Directions for this task:
Count the lines holding the string "Opening" in the records, and give only the count.
----------------------------------------
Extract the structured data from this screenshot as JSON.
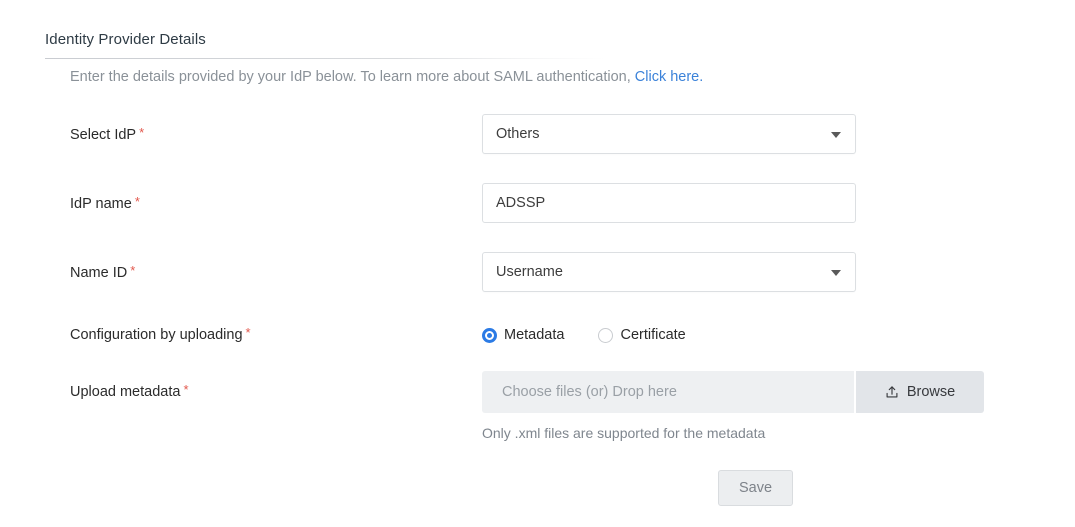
{
  "section": {
    "title": "Identity Provider Details",
    "intro_prefix": "Enter the details provided by your IdP below. To learn more about SAML authentication, ",
    "intro_link": "Click here.",
    "link_color": "#3b82d9"
  },
  "fields": {
    "select_idp": {
      "label": "Select IdP",
      "required_marker": "*",
      "value": "Others",
      "icon": "chevron-down-icon"
    },
    "idp_name": {
      "label": "IdP name",
      "required_marker": "*",
      "value": "ADSSP",
      "placeholder": ""
    },
    "name_id": {
      "label": "Name ID",
      "required_marker": "*",
      "value": "Username",
      "icon": "chevron-down-icon"
    },
    "config_upload": {
      "label": "Configuration by uploading",
      "required_marker": "*",
      "options": [
        {
          "label": "Metadata",
          "selected": true
        },
        {
          "label": "Certificate",
          "selected": false
        }
      ],
      "selected_color": "#2c7be5"
    },
    "upload_metadata": {
      "label": "Upload metadata",
      "required_marker": "*",
      "drop_placeholder": "Choose files (or) Drop here",
      "browse_label": "Browse",
      "browse_icon": "upload-icon",
      "hint": "Only .xml files are supported for the metadata"
    }
  },
  "actions": {
    "save_label": "Save"
  }
}
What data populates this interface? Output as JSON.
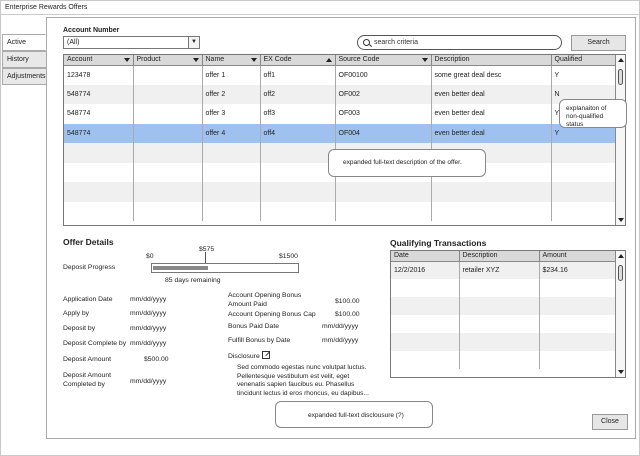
{
  "window": {
    "title": "Enterprise Rewards Offers"
  },
  "tabs": [
    {
      "label": "Active"
    },
    {
      "label": "History"
    },
    {
      "label": "Adjustments"
    }
  ],
  "filter": {
    "account_label": "Account Number",
    "account_value": "(All)",
    "search_placeholder": "search criteria",
    "search_button": "Search"
  },
  "offers_table": {
    "headers": [
      "Account",
      "Product",
      "Name",
      "EX Code",
      "Source Code",
      "Description",
      "Qualified"
    ],
    "rows": [
      [
        "123478",
        "",
        "offer 1",
        "off1",
        "OF00100",
        "some great deal desc",
        "Y"
      ],
      [
        "548774",
        "",
        "offer 2",
        "off2",
        "OF002",
        "even better deal",
        "N"
      ],
      [
        "548774",
        "",
        "offer 3",
        "off3",
        "OF003",
        "even better deal",
        "Y"
      ],
      [
        "548774",
        "",
        "offer 4",
        "off4",
        "OF004",
        "even better deal",
        "Y"
      ]
    ],
    "selected_row": 3
  },
  "callouts": {
    "qualified": "explanaiton of non-qualified status",
    "description": "expanded full-text description of the offer.",
    "disclosure": "expanded full-text disclousure (?)"
  },
  "offer_details": {
    "title": "Offer Details",
    "progress": {
      "label": "Deposit Progress",
      "min_label": "$0",
      "current_label": "$575",
      "max_label": "$1500",
      "fraction": 0.383,
      "remaining": "85 days remaining"
    },
    "left_fields": [
      {
        "label": "Application Date",
        "value": "mm/dd/yyyy"
      },
      {
        "label": "Apply by",
        "value": "mm/dd/yyyy"
      },
      {
        "label": "Deposit by",
        "value": "mm/dd/yyyy"
      },
      {
        "label": "Deposit Complete by",
        "value": "mm/dd/yyyy"
      },
      {
        "label": "Deposit Amount",
        "value": "$500.00"
      },
      {
        "label": "Deposit Amount Completed by",
        "value": "mm/dd/yyyy"
      }
    ],
    "right_fields": [
      {
        "label": "Account Opening Bonus Amount Paid",
        "value": "$100.00"
      },
      {
        "label": "Account Opening Bonus Cap",
        "value": "$100.00"
      },
      {
        "label": "Bonus Paid Date",
        "value": "mm/dd/yyyy"
      },
      {
        "label": "Fulfill Bonus by Date",
        "value": "mm/dd/yyyy"
      }
    ],
    "disclosure_label": "Disclosure",
    "disclosure_text": "Sed commodo egestas nunc volutpat luctus. Pellentesque vestibulum est velit, eget venenatis sapien faucibus eu. Phasellus tincidunt lectus id eros rhoncus, eu dapibus..."
  },
  "qualifying": {
    "title": "Qualifying Transactions",
    "headers": [
      "Date",
      "Description",
      "Amount"
    ],
    "rows": [
      [
        "12/2/2016",
        "retailer XYZ",
        "$234.16"
      ]
    ]
  },
  "footer": {
    "close": "Close"
  }
}
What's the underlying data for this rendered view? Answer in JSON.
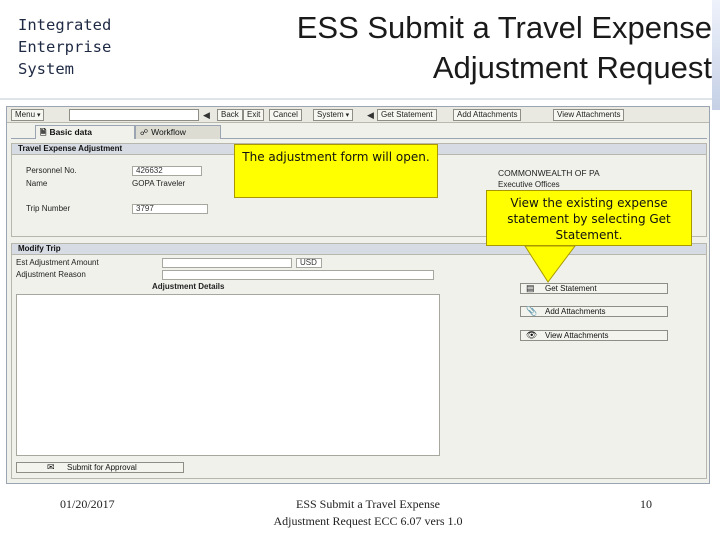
{
  "brand": {
    "line1": "Integrated",
    "line2": "Enterprise",
    "line3": "System"
  },
  "title": {
    "line1": "ESS Submit a Travel Expense",
    "line2": "Adjustment Request"
  },
  "toolbar": {
    "menu": "Menu",
    "back": "Back",
    "exit": "Exit",
    "cancel": "Cancel",
    "system": "System",
    "get_statement": "Get Statement",
    "add_attachments": "Add Attachments",
    "view_attachments": "View Attachments"
  },
  "tabs": [
    {
      "label": "Basic data",
      "icon": "document-icon"
    },
    {
      "label": "Workflow",
      "icon": "workflow-icon"
    }
  ],
  "travel_adjustment": {
    "heading": "Travel Expense Adjustment",
    "personnel_label": "Personnel No.",
    "personnel_value": "426632",
    "name_label": "Name",
    "name_value": "GOPA Traveler",
    "org_line1": "COMMONWEALTH OF PA",
    "org_line2": "Executive Offices",
    "trip_label": "Trip Number",
    "trip_value": "3797"
  },
  "modify_trip": {
    "heading": "Modify Trip",
    "amount_label": "Est Adjustment Amount",
    "currency": "USD",
    "reason_label": "Adjustment Reason",
    "details_heading": "Adjustment Details"
  },
  "buttons": {
    "get_statement": "Get Statement",
    "add_attachments": "Add Attachments",
    "view_attachments": "View Attachments",
    "submit": "Submit for Approval"
  },
  "callouts": {
    "form_open": "The adjustment form will open.",
    "view_statement": "View the existing expense statement by selecting Get Statement."
  },
  "footer": {
    "date": "01/20/2017",
    "doc_line1": "ESS Submit a Travel Expense",
    "doc_line2": "Adjustment Request ECC 6.07 vers 1.0",
    "page": "10"
  }
}
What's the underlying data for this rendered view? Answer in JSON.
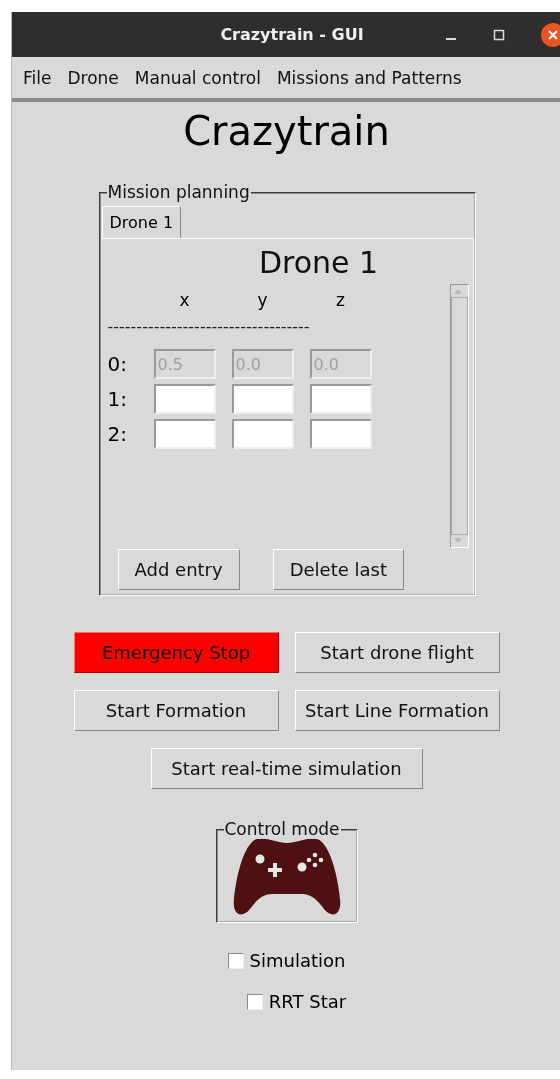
{
  "window": {
    "title": "Crazytrain - GUI"
  },
  "menu": [
    "File",
    "Drone",
    "Manual control",
    "Missions and Patterns"
  ],
  "heading": "Crazytrain",
  "mission_planning": {
    "title": "Mission planning",
    "tabs": [
      {
        "label": "Drone 1",
        "selected": true
      }
    ],
    "panel_title": "Drone 1",
    "columns": [
      "x",
      "y",
      "z"
    ],
    "separator": "-----------------------------------",
    "rows": [
      {
        "label": "0:",
        "cells": [
          {
            "value": "0.5",
            "disabled": true
          },
          {
            "value": "0.0",
            "disabled": true
          },
          {
            "value": "0.0",
            "disabled": true
          }
        ]
      },
      {
        "label": "1:",
        "cells": [
          {
            "disabled": false
          },
          {
            "disabled": false
          },
          {
            "disabled": false
          }
        ]
      },
      {
        "label": "2:",
        "cells": [
          {
            "disabled": false
          },
          {
            "disabled": false
          },
          {
            "disabled": false
          }
        ]
      }
    ],
    "buttons": [
      "Add entry",
      "Delete last"
    ]
  },
  "actions": [
    [
      {
        "label": "Emergency Stop",
        "kind": "emergency"
      },
      {
        "label": "Start drone flight",
        "kind": "normal"
      }
    ],
    [
      {
        "label": "Start Formation",
        "kind": "normal"
      },
      {
        "label": "Start Line Formation",
        "kind": "normal"
      }
    ],
    [
      {
        "label": "Start real-time simulation",
        "kind": "normal"
      }
    ]
  ],
  "control_mode": {
    "title": "Control mode"
  },
  "options": [
    {
      "label": "Simulation",
      "checked": false
    },
    {
      "label": "RRT Star",
      "checked": false
    }
  ]
}
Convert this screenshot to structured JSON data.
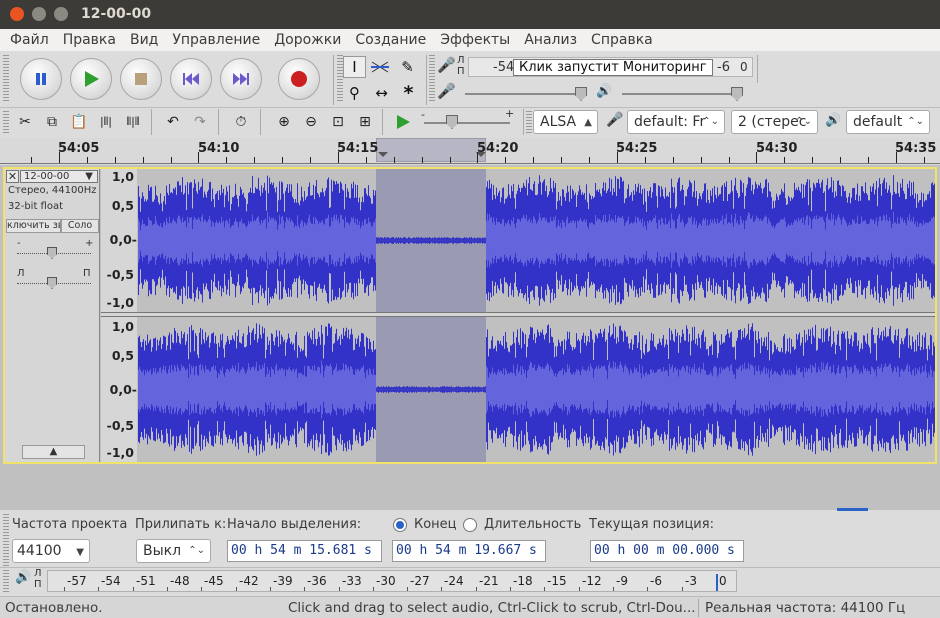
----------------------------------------
Written reply:
2